  5. Failed to properly secure the weights to the weight bar he lifted

The court ruled that a waiver in this case protected both the personal trainer and the fitness center, so neither was found negligent. Waivers, if written and administered properly, can protect health/fitness facilities from negligence in most states (5). However, they should never be relied upon as the sole risk management strategy. They do nothing to help prevent injuries and any claims/lawsuits that may follow as demonstrated in Evans. Coordinators have a responsibility that the group exercise leaders and personal trainers they supervise are providing proper instruction and therefore should consider the following risk management strategies:

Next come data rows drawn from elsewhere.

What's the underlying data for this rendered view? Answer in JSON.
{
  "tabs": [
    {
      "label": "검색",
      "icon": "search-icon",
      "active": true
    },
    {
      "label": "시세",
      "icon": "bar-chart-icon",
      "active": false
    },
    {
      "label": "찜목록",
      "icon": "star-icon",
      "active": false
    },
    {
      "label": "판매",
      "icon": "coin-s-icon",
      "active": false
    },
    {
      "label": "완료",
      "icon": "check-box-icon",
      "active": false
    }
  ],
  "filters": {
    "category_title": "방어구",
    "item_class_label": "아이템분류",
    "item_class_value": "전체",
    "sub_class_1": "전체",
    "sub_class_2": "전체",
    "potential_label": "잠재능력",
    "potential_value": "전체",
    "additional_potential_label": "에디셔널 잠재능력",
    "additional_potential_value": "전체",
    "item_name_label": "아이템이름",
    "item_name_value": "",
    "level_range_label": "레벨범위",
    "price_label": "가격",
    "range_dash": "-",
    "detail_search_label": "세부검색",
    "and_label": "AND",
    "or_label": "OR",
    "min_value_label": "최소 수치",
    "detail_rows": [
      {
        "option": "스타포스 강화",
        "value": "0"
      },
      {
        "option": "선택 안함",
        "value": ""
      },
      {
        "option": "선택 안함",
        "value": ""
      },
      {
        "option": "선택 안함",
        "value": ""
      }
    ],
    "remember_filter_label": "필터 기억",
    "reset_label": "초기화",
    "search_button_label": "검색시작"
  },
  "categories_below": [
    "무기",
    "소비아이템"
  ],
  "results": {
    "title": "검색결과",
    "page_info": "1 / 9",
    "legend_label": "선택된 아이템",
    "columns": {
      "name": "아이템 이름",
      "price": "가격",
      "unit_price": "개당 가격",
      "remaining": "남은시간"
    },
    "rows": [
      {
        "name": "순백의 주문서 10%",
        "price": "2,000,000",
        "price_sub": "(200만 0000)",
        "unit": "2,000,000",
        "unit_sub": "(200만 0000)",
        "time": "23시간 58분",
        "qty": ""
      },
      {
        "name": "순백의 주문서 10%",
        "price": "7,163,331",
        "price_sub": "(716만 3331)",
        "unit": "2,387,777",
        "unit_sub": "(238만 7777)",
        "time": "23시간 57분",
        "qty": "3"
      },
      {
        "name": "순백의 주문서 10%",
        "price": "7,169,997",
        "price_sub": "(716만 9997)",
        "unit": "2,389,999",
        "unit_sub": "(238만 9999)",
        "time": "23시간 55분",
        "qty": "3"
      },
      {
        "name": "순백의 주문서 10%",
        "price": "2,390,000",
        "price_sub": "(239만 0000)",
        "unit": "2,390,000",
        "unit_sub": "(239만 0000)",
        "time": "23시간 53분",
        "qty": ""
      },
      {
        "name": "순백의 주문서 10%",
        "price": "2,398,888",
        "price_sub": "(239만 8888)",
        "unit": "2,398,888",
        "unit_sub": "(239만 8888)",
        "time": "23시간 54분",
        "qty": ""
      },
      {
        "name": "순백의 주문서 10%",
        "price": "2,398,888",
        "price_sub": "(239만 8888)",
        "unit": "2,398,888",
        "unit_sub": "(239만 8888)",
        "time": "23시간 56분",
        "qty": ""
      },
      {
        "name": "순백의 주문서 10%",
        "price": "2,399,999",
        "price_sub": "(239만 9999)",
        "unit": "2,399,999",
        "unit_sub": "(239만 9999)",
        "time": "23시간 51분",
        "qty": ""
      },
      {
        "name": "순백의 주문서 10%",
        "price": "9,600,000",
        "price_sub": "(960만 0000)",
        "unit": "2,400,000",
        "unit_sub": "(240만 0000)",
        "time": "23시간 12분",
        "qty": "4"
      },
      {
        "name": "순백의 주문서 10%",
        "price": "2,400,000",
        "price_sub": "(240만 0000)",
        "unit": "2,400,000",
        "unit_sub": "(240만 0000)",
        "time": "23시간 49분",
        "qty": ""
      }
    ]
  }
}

  1. Employ only well-qualified group exercise leaders and personal trainers, for example, require education/certification credentials and work experience.
  2. Directly observe and evaluate the group exercise leaders/personal trainers on a regular basis. Never assume that because someone has appropriate credentials and work experience that they are instructing properly. It is suspected in Santana that the coordinator of the group exercise program never observed the instructor's teaching performance. However, if the coordinator had, it is likely that this step aerobics instructor would have been advised (and maybe required) to eliminate combining exercises that could put participants at risk for injury. Then, if the instructor would have followed this feedback, the injury (and subsequent lawsuit) in this case may not have occurred.

As demonstrated through the case law presented, a variety of staff members in health/fitness facilities have a legal duty to provide proper instruction. However, it is the ultimate responsibility of coordinators, managers, and owners of health/fitness facilities to ensure that their staff members are adhering to this duty on a daily basis. Coordinators and managers can be held liable for the negligent acts of their employees through a legal doctrine called respondeat superior. Therefore, they have a vested interest to take the initiative to implement the risk management strategies described above as a first step toward minimizing injuries and any subsequent liability associated with instruction.

Back to Top | Article Outline


1. Thomas v. Sport City, Inc., 738 So.2d 1153 (La. App. 2 Cir., 1999).
2. Kufahl, P. Business without a safety line? Club Industry 18(8):18-22, 2002.
3. Santana v. Women's Workout and Weight Loss Centers, Inc. (2001 Cal. App. LEXIS 1186).
4. Evans v. Pikeway, Inc., 2004 N.Y. Slip Op. 24556 (2004 WL 3196946).
5. Cotton, D.J., and M.B. Cotten. Waivers & releases of liability. Statesboro, GA: Sport Risk Consulting, 2004.
© 2005 American College of Sports Medicine